TASK TO COMPLETE: Pull every line with "JSON" from the entries below.

Interface dataset entries
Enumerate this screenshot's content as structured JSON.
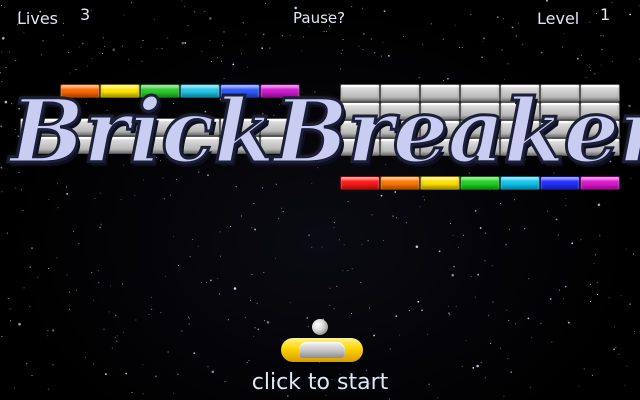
{
  "hud": {
    "lives_label": "Lives",
    "lives": "3",
    "pause_label": "Pause?",
    "level_label": "Level",
    "level": "1"
  },
  "title": "BrickBreaker!",
  "start_prompt": "click to start",
  "colors": {
    "paddle": "#ffd400",
    "title_fill": "#c9cdf2",
    "hud_text": "#dfe6f5",
    "background": "#000000"
  },
  "bricks": {
    "top_row_colors": [
      "#ff6a00",
      "#ffe600",
      "#2ecc2e",
      "#22c7e8",
      "#2f5bff",
      "#d21cd2"
    ],
    "bottom_row_colors": [
      "#ff1a1a",
      "#ff7a00",
      "#ffe000",
      "#22d322",
      "#12c6f0",
      "#2430ff",
      "#e01ad0"
    ],
    "grey_left_count": 14,
    "grey_right_count": 28
  }
}
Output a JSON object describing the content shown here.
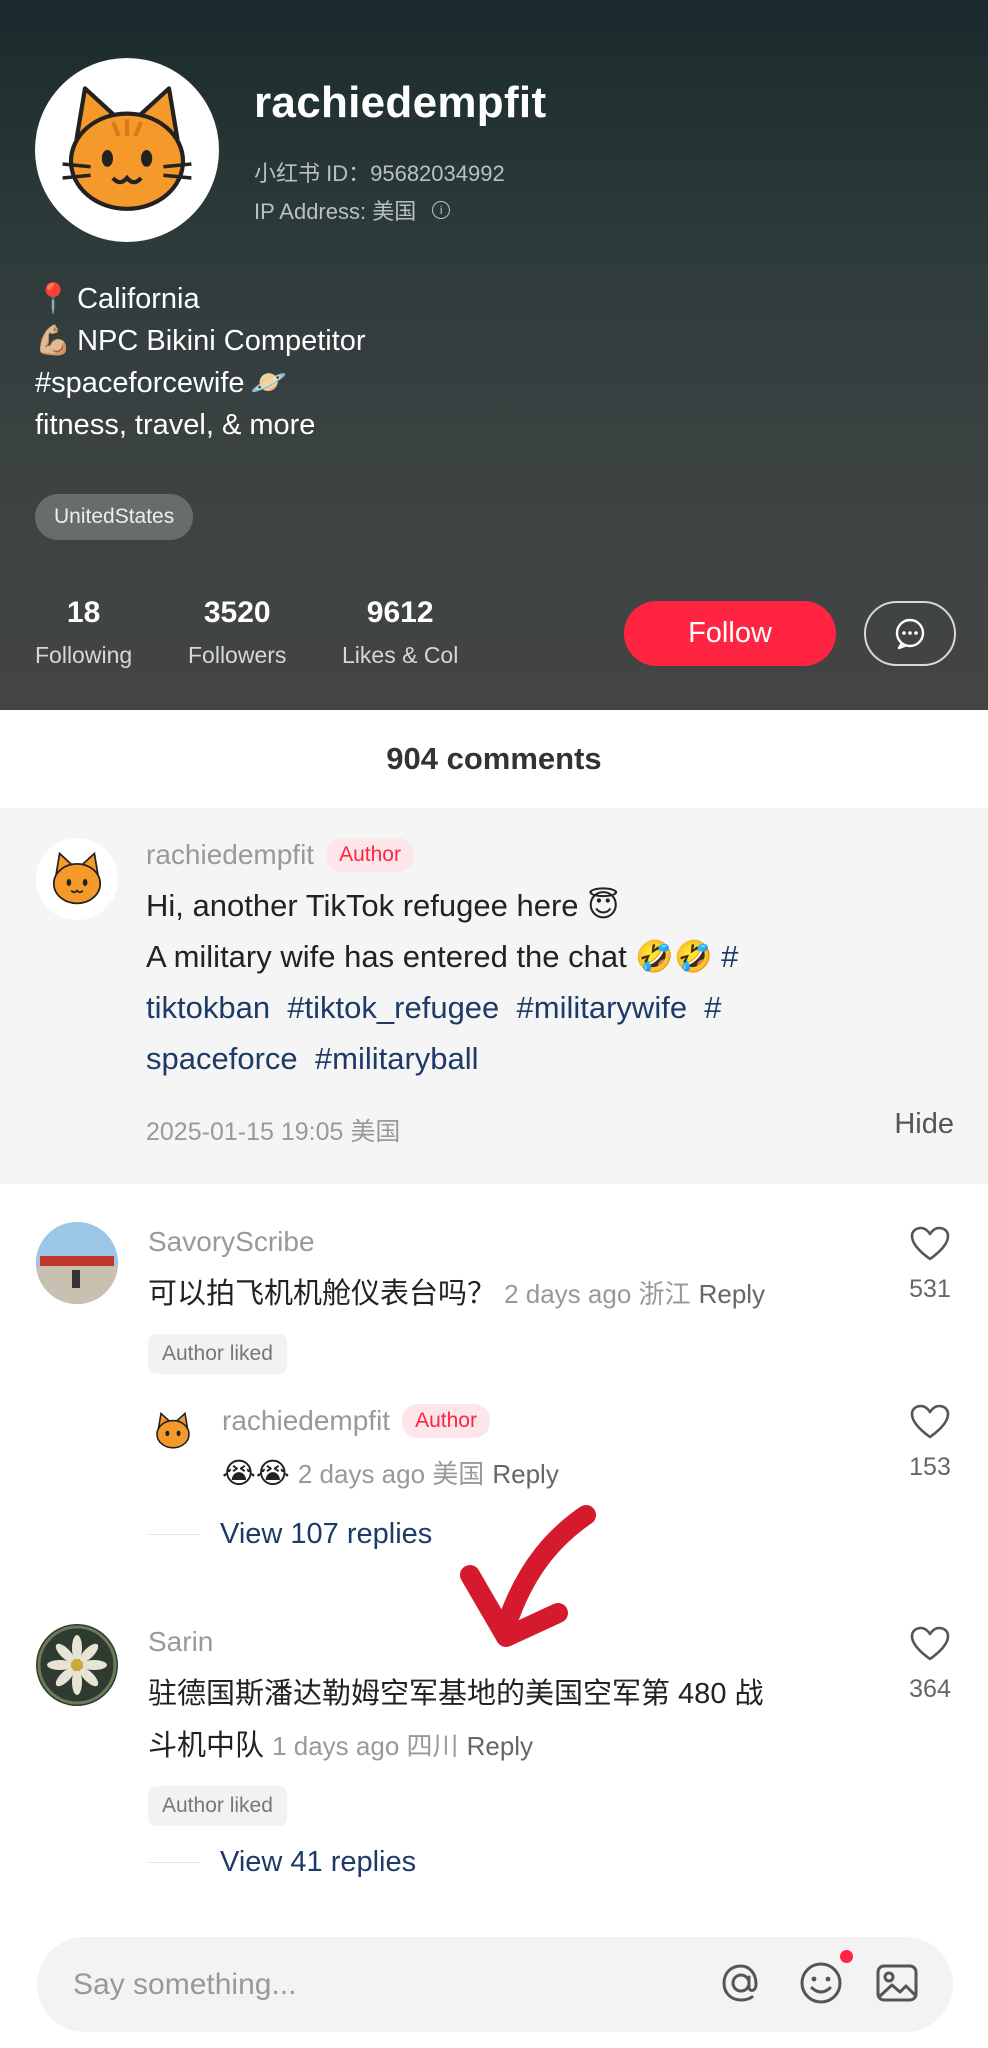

SOLUTION BELOW:
Enumerate this screenshot's content as structured JSON.
Output a JSON object describing the content shown here.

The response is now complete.